Doing Business in China 2020
Course Number 1575
Professor William C. Kirby
Winter; Q3; 1.5 credits
What will it take to succeed in business in China in the years 2016-2020? As China rebalances from an investment- to a consumption-driven economy, what are the opportunities for entrepreneurs? How do foreign businesses succeed and fail in what is still the world's most dynamic economy? How do Chinese entrepreneurs move across private and public sectors? How do Chinese firms (private and state-run) "go global," and what are the opportunities for their international partners? What are the different roles of government-local, provincial, and national-in shaping the business landscape? How have family businesses come to thrive in an economy where the state still plays a large role? What are the opportunities in Hong Kong and Taiwan, as the world of "greater China" grows more integrated economically? And what difference will the 13th Five-Year Plan (2016-2020) make in all these areas? In short, where is China going-economically and politically-and how can you take part in its continued rise?

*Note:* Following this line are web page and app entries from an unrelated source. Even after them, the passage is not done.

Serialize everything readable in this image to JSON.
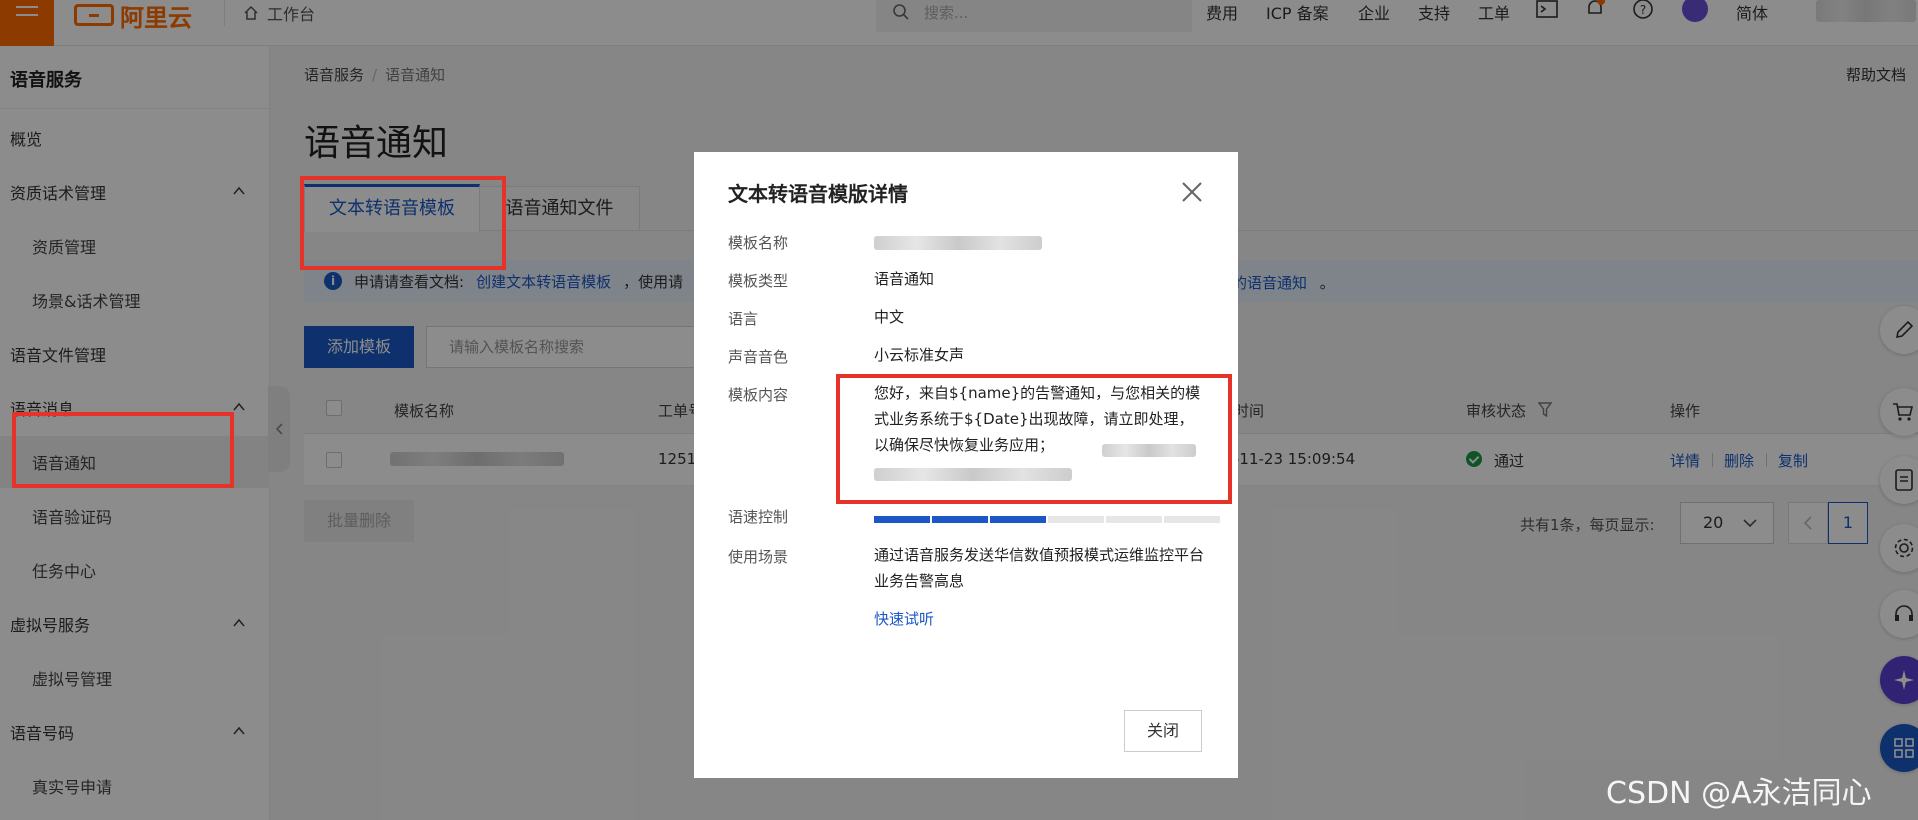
{
  "topbar": {
    "logo_text": "阿里云",
    "workbench_label": "工作台",
    "search_placeholder": "搜索...",
    "nav": [
      "费用",
      "ICP 备案",
      "企业",
      "支持",
      "工单"
    ],
    "language_label": "简体"
  },
  "sidebar": {
    "title": "语音服务",
    "items": [
      {
        "label": "概览"
      },
      {
        "label": "资质话术管理"
      },
      {
        "label": "资质管理"
      },
      {
        "label": "场景&话术管理"
      },
      {
        "label": "语音文件管理"
      },
      {
        "label": "语音消息"
      },
      {
        "label": "语音通知"
      },
      {
        "label": "语音验证码"
      },
      {
        "label": "任务中心"
      },
      {
        "label": "虚拟号服务"
      },
      {
        "label": "虚拟号管理"
      },
      {
        "label": "语音号码"
      },
      {
        "label": "真实号申请"
      }
    ]
  },
  "breadcrumb": {
    "root": "语音服务",
    "separator": "/",
    "current": "语音通知"
  },
  "help_label": "帮助文档",
  "page_title": "语音通知",
  "tabs": [
    {
      "label": "文本转语音模板"
    },
    {
      "label": "语音通知文件"
    }
  ],
  "notice": {
    "prefix": "申请请查看文档:",
    "link": "创建文本转语音模板",
    "middle": "，使用请",
    "tail_link": "的语音通知",
    "tail_end": "。"
  },
  "toolbar": {
    "add_button": "添加模板",
    "search_placeholder": "请输入模板名称搜索",
    "batch_delete": "批量删除"
  },
  "table": {
    "columns": [
      "模板名称",
      "工单号",
      "时间",
      "审核状态",
      "操作"
    ],
    "rows": [
      {
        "code": "12514",
        "time": "-11-23 15:09:54",
        "status": "通过",
        "actions": [
          "详情",
          "删除",
          "复制"
        ]
      }
    ]
  },
  "pagination": {
    "summary": "共有1条，每页显示:",
    "page_size": "20",
    "current_page": "1"
  },
  "modal": {
    "title": "文本转语音模版详情",
    "fields": {
      "name_label": "模板名称",
      "type_label": "模板类型",
      "type_value": "语音通知",
      "lang_label": "语言",
      "lang_value": "中文",
      "voice_label": "声音音色",
      "voice_value": "小云标准女声",
      "content_label": "模板内容",
      "content_value": "您好，来自${name}的告警通知，与您相关的模式业务系统于${Date}出现故障，请立即处理，以确保尽快恢复业务应用；",
      "speed_label": "语速控制",
      "scene_label": "使用场景",
      "scene_value": "通过语音服务发送华信数值预报模式运维监控平台业务告警高息"
    },
    "speed_level": 3,
    "speed_max": 6,
    "try_link": "快速试听",
    "close_button": "关闭"
  },
  "watermark": "CSDN @A永洁同心",
  "colors": {
    "accent": "#1b58c6",
    "brand": "#ff6a00",
    "annotation": "#e5332a",
    "success": "#1a9a47"
  }
}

This course addresses these and other questions as it prepares Harvard Business School students for a lifetime of inescapable engagement with China. It is built around a sequence of new field cases, ranging from internet startups to revitalized SOEs, across a wide range of geographical and product markets. A new series of technical notes address the cultural, economic, political, labor, resource and environmental contexts that shape the business environment. Leading China observers and CEOs of major Chinese firms will visit the class.
Through cases, notes, discussion, and research, students explore the opportunities and risks of international and Chinese business in China and the outward expansion of Chinese firms. Special attention is paid to the markets and opportunities across "Greater China" (including Hong Kong and Taiwan). Key issues include:

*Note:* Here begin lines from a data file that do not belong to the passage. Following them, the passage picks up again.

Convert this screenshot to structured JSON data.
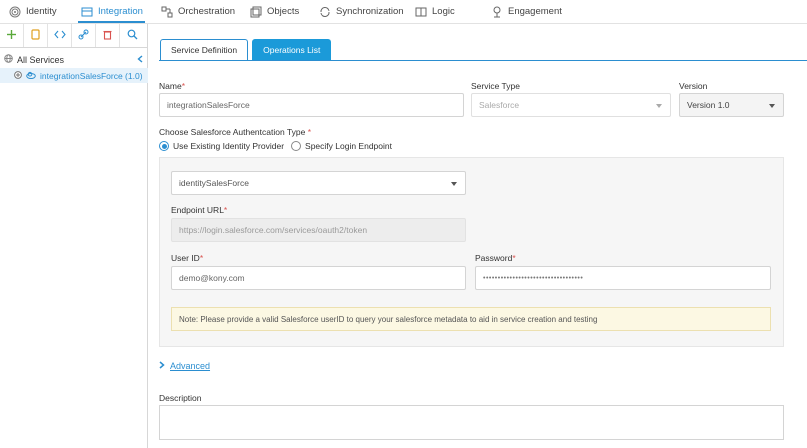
{
  "nav": {
    "items": [
      {
        "label": "Identity",
        "icon": "fingerprint-icon",
        "active": false
      },
      {
        "label": "Integration",
        "icon": "integration-icon",
        "active": true
      },
      {
        "label": "Orchestration",
        "icon": "orchestration-icon",
        "active": false
      },
      {
        "label": "Objects",
        "icon": "objects-icon",
        "active": false
      },
      {
        "label": "Synchronization",
        "icon": "sync-icon",
        "active": false
      },
      {
        "label": "Logic",
        "icon": "logic-icon",
        "active": false
      },
      {
        "label": "Engagement",
        "icon": "engagement-icon",
        "active": false
      }
    ]
  },
  "toolbar": {
    "buttons": [
      "add-icon",
      "document-icon",
      "code-icon",
      "link-icon",
      "trash-icon",
      "search-icon"
    ]
  },
  "tree": {
    "root_label": "All Services",
    "child_label": "integrationSalesForce (1.0)"
  },
  "tabs": {
    "service_definition": "Service Definition",
    "operations_list": "Operations List"
  },
  "form": {
    "name_label": "Name",
    "name_value": "integrationSalesForce",
    "service_type_label": "Service Type",
    "service_type_value": "Salesforce",
    "version_label": "Version",
    "version_value": "Version 1.0",
    "auth_type_label": "Choose Salesforce Authentcation Type",
    "radio_existing": "Use Existing Identity Provider",
    "radio_specify": "Specify Login Endpoint",
    "identity_value": "identitySalesForce",
    "endpoint_label": "Endpoint URL",
    "endpoint_value": "https://login.salesforce.com/services/oauth2/token",
    "userid_label": "User ID",
    "userid_value": "demo@kony.com",
    "password_label": "Password",
    "password_value": "••••••••••••••••••••••••••••••••••",
    "note": "Note: Please provide a valid Salesforce userID to query your salesforce metadata to aid in service creation and testing",
    "advanced": "Advanced",
    "description_label": "Description",
    "required_mark": "*"
  },
  "colors": {
    "accent": "#2b8ed0",
    "tab_active_bg": "#1b9ad9",
    "note_bg": "#fcf8e3",
    "required": "#d9534f"
  }
}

- The central role of politics in business: how well do you know your Party Secretary?
- The evolution of Chinese state-owned enterprises into modern corporations operating in the global economy
- The rapid rise of private enterprise and the specific challenges facing start-ups
- The special and evolving characteristic of China's capital markets and related risks
- Strategies for protecting and developing intellectual property
- The range of opportunities and constraints posed by remaining gaps in Chinese infrastructure (in areas such as credit ratings, cold chain operations, etc
- The emergence of an increasingly powerful middle class and its impact on the consumer market and corporate social responsibility.